* **Assigned task**: Please figure out how many lines in the material contain "annotation", and give only that number.

* **Exercise data**:
◆ ◆ ◆ ◆ ◆ ◆ ◆

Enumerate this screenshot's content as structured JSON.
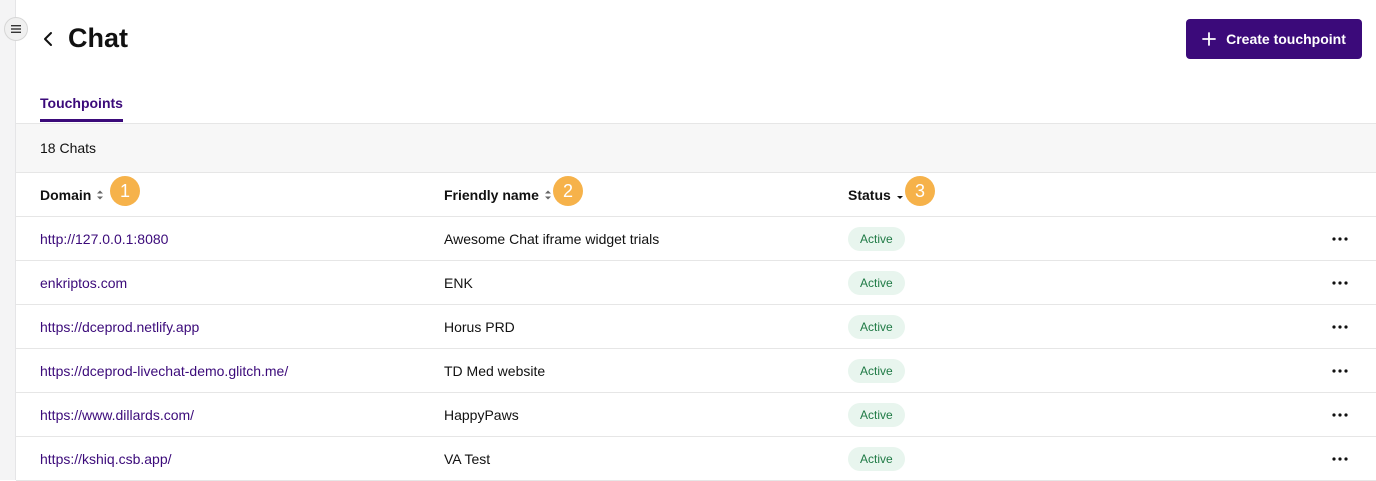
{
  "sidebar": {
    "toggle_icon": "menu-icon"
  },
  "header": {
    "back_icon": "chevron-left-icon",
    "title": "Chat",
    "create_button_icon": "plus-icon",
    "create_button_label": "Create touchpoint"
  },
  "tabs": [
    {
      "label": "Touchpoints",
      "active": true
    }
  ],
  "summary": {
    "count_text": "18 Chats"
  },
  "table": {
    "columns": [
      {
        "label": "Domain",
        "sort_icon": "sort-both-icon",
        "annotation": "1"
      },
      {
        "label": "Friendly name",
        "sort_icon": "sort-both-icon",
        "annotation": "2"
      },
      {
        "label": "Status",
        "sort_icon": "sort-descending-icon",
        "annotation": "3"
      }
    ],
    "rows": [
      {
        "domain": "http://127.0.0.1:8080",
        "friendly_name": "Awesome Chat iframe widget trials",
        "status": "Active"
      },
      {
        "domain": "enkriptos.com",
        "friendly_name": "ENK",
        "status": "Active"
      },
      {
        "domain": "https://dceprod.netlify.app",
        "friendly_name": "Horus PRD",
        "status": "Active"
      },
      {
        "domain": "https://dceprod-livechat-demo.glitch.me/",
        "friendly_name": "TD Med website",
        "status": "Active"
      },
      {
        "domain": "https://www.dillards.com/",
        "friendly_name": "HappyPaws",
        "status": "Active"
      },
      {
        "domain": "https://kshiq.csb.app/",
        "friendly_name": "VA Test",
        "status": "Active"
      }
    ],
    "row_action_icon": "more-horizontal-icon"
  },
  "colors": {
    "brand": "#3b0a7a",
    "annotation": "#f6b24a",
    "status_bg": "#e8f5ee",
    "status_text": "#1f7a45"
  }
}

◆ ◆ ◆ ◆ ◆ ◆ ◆

* **Solution below**: 4